I don't know about you but I had always thought that the Teddy Bear was either the first stuffed animal or the first stuffed animal to become popular. Actually, the Teddy Bear had a predecessor. It was the "Ithaca Kitty" and he preceded the Teddy Bear by a full 22 years.
The "Ithaca Kitty" was the creation of Celia Smith, a denizen of Ithaca, New York. Living in the same home were her husband, her daughter and a cat with seven toes named Caesar Grimalkin. She felt inspired by her cat and created a stuffed cloth version based upon his likeness. She did not, however, include those seven toes.
Caesar Grimalkin – note the seven toes
Her husband, William Hazlitt Smith, was an attorney and he felt strong enough about his wife's creation that he applied for a patent. Mr. Smith was smart to get that patent because the "Ithaca Kitty" took off, ending up in department stores, magazines, newspapers and even made it to the Chicago Worlds Fair. How well did it sell? Well, 200,000 Ithaca Kitties were sold during its first Christmas season. To give you a sense of proportion, the population of the United States was 50 million in 1880. Today its 318 million, more than six times as large.
From where does the name Caesar Grimalkin originate? After all, its an odd name to give a cat. I did some research and the source of the name Caesar Grimalkin may be as weird as a seven toed cat.
Its seems that Grimalkin is a pre-modern English name for a cat (specifically a gray one). Cats named Grimalkin seem to show up in strange places. Nostradamus, the great 16th century French prophet had a cat named Grimalkin. In the next century, Shakespeare (coincidentally?) included a cat name Gray-Malkin in his MacBeth.
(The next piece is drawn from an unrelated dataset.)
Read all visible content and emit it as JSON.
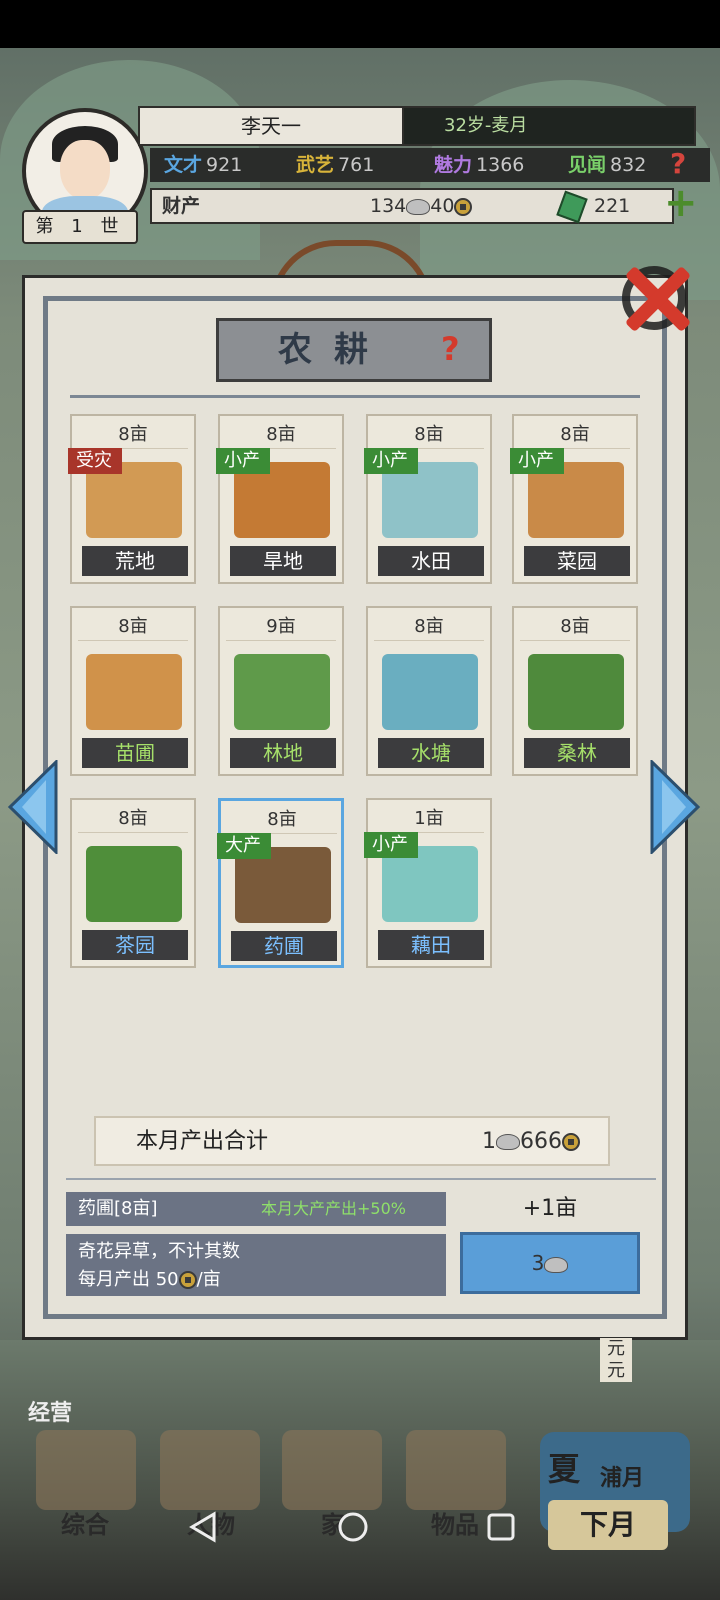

He was the property of the Three Witches and he assisted them in predicting the future. H.P. Lovecraft, the writer of horror stories mentions a grimalkinThe Dream-Quest of Unknown Kadath.
I do think, however, that there may be another reason for the name. As mentioned above, Celia Smith's husband was named William Hazlitt Smith. He was more than likely named for William Hazlitt, an 18th century author and critic who mentions Grimalkin in a piece he wrote for the Examiner in 1815.
Is that a clue to the cat's name? Was it Mr. Smith who named the cat in a bow to his namesake Hazlitt? Who knows but there is far more to the "Ithaca Kitty" than I thought.